In addition, we must have a bloated defense budget to counter countries that want to challenge the world currency. In summary, if you are the United States and you keep your world currency, you are obliged to maintain an imperialism whose price is the destruction of the American domestic economy, so much so that, in the end, you no longer even have the internal wealth necessary to maintain the world currency. We have known this since the 1960s. Some Americans have always held this reasoning: the paleo-conservatives, former close friends of Richard Nixon (1913-1994) who became close to Pat Buchanan. It was not until the era of Donald Trump that American officials took up this reasoning. The Trumpists are therefore serious people. Usually, an American never talks about the dollar in a pejorative way. The problem is that dedollarization results from the withdrawal of BRICS from this market.

The reason is that the BRICS refuse American interference, or the seizure of their assets (which is the modus operandi of European countries elsewhere, thus condemning a currency which has never been a reserve, the foreign exchange reserves of the currencies having constituted the euro, once cumulative, being greater than the foreign exchange reserves of the euro as it is). We must keep in mind that the BRICS are heterogeneous, and that it is by far China that weighs the most, with a dominance within the BRICS equivalent to that of the United States in the West. In this context, either we operate the unit of account within the BRICS, or we choose the intervention of national currencies. The goal of BRICS is to increase the dollar from 70% of daily transactions to 35% but not less, otherwise China should create a clearing house for countries within BRICS that are less in demand than others, and Beijing clearly does not want to break the bank in this sense.

The BRICS, as a whole, have no interest in a sudden fall of the United States, because this would create instability that is probably unmanageable at their level. Furthermore, Russia is not the country that will liberate France by establishing a new continental order. From a realistic point of view, France could consider acquiring the status of an observer country within the BRICS, but on condition of renouncing sanctions policies (history having shown that such policies generally have the effect of encouraging sanctioned countries to strengthen themselves). It must be remembered that the BRICS open up interesting prospects, but that they are not an alliance with an offensive vocation, any more than the European countries including France. We must return to the three rules of classic diplomacy: demoralization of international life, respect for international law and respect for the right of everyone to acquire power (whatever the definition).

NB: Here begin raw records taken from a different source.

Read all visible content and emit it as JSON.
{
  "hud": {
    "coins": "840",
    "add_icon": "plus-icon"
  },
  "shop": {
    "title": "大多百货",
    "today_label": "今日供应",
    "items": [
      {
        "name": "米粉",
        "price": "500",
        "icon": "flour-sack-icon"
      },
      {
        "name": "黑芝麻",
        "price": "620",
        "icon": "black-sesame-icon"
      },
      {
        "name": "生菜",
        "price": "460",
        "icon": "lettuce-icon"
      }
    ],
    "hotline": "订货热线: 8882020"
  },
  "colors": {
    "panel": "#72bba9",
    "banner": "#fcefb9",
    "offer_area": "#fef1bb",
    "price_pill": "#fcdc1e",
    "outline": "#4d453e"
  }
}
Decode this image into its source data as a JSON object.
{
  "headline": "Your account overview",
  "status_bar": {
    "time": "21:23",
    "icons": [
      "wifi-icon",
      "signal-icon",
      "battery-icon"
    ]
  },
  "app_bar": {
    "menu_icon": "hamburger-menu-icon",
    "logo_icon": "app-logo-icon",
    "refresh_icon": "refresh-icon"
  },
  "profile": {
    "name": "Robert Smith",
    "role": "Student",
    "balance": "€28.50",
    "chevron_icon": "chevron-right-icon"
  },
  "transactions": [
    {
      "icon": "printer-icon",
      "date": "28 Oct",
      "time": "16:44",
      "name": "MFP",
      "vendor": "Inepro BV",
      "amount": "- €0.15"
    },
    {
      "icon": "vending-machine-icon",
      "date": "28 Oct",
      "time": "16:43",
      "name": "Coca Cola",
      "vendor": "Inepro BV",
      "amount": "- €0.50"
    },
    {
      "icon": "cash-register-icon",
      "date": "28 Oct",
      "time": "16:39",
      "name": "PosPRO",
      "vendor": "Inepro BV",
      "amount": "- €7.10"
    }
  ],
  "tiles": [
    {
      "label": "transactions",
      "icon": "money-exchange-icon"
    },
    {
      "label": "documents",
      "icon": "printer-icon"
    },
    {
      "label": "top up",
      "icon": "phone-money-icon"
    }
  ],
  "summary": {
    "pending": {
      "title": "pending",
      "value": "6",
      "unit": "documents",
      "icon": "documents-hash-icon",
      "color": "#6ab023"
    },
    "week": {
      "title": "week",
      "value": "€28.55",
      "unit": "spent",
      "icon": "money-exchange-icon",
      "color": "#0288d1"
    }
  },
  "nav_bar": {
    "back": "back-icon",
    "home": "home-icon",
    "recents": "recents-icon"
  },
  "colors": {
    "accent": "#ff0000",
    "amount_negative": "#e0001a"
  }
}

To return to the question of the BRICS unit of account: as there will be no clearing house, there remain on one side the supporters of the unit of account, and on the other side the India in particular which prefers national currencies. The only thing BRICS agree on is that they do not want to be governed by the West. They consider that their affairs are their own business, and that they will only speak to each other without an intermediary as long as Westerners look down on them. It is true that China, through the Russians, has succeeded in bringing Iran and Saudi Arabia closer together, and that the BRICS will have, in 2023, 51% of world oil production. By keeping oil prices high, they are doing us a favor. Someone who threatens our supplies forces us to modernize, to do without raw materials that we do not have and therefore to motivate the genius of our engineers.

Merci de m'appeler Eric, c'est mon prénom d'usage.